:: Instructions for the task ::
The required lines are those that contain "foto"; pull them out of the data and copy them.

***** Provided records

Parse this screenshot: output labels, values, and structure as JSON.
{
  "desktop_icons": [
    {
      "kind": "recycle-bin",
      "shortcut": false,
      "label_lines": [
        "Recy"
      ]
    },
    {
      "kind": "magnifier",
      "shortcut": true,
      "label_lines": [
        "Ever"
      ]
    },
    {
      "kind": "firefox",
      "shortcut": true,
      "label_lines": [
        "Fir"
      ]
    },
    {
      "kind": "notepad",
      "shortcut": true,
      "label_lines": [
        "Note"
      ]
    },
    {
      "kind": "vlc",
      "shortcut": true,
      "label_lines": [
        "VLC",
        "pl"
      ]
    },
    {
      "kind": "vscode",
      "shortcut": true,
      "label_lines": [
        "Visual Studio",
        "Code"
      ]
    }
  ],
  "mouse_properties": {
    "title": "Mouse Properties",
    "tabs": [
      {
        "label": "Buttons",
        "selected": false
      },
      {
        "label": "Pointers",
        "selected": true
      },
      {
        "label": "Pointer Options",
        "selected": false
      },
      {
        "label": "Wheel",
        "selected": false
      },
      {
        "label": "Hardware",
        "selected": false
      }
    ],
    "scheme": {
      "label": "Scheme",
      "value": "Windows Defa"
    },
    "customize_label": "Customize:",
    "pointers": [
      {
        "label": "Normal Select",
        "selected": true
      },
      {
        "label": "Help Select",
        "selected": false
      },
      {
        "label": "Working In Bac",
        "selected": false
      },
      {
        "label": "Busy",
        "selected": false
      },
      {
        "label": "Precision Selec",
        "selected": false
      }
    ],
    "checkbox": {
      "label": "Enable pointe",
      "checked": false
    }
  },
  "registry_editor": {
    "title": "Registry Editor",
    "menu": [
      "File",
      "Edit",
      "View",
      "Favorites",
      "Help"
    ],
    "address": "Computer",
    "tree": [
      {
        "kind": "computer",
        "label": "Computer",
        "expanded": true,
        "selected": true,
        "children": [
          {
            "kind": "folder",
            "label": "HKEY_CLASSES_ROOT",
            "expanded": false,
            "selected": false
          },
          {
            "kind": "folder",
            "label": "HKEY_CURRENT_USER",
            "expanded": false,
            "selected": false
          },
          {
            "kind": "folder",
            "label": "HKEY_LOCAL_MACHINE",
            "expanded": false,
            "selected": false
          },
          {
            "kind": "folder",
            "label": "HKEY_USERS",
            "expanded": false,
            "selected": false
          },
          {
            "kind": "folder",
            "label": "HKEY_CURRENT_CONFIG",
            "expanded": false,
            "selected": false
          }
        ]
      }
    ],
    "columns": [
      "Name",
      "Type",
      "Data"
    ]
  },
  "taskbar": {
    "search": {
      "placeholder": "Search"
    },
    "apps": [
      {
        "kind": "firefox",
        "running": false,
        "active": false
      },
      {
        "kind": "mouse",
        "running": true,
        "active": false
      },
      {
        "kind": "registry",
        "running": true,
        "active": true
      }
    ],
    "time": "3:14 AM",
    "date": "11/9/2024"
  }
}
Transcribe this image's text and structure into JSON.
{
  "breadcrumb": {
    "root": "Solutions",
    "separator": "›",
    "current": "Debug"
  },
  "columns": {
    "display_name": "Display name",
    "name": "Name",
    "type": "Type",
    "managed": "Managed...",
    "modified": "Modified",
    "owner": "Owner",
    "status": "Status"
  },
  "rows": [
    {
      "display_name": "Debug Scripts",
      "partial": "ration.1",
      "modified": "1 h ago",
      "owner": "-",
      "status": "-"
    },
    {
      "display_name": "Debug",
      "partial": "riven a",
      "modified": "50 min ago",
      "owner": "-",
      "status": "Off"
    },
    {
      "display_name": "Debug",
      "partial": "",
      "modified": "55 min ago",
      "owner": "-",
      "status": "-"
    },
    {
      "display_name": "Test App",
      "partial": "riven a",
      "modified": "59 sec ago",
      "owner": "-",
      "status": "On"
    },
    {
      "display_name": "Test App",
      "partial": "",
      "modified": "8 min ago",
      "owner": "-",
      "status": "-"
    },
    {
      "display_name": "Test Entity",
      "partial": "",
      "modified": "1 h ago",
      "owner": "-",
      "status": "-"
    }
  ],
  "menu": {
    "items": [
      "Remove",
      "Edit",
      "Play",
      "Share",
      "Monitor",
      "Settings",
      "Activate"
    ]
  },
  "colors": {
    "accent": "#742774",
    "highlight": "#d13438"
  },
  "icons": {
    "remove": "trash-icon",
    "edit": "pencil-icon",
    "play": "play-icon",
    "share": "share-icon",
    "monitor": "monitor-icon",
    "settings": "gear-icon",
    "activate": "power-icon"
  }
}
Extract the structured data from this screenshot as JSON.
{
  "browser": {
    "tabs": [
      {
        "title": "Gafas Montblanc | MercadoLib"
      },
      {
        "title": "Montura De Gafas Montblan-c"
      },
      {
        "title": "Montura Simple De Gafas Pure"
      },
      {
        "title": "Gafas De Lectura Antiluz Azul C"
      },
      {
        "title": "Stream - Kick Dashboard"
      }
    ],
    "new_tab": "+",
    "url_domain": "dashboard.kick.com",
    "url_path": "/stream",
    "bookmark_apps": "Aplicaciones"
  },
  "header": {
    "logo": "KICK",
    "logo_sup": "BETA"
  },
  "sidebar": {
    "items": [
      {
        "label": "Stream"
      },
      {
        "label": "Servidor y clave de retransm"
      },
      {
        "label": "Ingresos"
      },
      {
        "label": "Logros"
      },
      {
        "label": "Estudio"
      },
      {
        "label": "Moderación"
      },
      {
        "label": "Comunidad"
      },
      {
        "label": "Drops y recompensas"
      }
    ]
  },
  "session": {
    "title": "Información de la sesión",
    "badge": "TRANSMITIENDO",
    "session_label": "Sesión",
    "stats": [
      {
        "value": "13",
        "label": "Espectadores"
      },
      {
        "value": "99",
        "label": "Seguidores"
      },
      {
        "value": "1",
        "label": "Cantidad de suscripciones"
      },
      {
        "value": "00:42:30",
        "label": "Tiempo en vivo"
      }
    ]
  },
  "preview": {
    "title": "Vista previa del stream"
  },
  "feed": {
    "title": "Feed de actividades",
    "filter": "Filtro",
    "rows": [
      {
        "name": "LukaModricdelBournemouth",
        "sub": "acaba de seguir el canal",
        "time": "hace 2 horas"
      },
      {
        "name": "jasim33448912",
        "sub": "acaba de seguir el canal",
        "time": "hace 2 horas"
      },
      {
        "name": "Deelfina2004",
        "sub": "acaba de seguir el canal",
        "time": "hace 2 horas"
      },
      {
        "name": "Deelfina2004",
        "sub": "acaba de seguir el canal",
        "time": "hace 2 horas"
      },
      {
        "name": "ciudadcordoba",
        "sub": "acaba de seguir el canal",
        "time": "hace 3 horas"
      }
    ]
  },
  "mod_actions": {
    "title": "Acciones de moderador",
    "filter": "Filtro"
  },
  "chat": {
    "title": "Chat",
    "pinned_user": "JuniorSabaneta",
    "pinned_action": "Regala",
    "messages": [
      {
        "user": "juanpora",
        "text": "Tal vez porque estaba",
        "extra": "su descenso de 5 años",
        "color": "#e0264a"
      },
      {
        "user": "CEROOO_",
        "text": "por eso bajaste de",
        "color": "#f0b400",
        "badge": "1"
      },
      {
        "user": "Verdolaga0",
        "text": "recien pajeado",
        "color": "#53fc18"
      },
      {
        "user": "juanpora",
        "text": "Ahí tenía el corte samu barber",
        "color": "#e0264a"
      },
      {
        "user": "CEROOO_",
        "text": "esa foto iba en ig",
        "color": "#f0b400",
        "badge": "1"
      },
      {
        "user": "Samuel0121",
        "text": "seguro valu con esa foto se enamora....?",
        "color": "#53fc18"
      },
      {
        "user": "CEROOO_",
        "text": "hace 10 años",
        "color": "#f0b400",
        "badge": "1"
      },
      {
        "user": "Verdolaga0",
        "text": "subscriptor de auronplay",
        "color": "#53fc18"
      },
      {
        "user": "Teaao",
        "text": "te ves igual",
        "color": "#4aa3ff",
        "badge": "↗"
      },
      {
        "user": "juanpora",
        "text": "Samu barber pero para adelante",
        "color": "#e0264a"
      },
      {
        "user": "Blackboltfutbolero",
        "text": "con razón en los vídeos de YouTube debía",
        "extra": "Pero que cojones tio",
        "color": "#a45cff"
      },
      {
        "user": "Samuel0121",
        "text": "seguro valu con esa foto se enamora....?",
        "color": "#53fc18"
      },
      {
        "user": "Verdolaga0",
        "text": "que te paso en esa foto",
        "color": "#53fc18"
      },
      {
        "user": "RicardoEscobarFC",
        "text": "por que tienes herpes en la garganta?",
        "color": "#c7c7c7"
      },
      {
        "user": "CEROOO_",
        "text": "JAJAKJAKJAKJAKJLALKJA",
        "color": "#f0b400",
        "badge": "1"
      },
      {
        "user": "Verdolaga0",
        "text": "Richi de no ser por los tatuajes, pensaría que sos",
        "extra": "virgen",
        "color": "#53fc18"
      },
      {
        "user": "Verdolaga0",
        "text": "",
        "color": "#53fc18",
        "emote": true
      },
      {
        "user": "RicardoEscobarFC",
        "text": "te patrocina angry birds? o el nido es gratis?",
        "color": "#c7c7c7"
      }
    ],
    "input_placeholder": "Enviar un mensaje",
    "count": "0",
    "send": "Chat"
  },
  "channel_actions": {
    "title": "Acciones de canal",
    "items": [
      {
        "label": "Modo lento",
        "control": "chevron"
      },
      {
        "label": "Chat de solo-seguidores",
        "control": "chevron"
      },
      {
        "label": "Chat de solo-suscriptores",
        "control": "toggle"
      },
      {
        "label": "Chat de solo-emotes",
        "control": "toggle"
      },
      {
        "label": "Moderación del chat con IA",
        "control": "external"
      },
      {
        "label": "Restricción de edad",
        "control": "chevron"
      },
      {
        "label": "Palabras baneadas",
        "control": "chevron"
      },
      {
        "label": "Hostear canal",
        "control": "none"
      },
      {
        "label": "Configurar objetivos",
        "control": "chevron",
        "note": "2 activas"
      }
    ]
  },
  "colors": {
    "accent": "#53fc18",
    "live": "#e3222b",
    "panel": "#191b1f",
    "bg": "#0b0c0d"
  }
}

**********

:: Output of the task ::
        "text": "esa foto iba en ig",
        "text": "seguro valu con esa foto se enamora....?",
        "text": "seguro valu con esa foto se enamora....?",
        "text": "que te paso en esa foto",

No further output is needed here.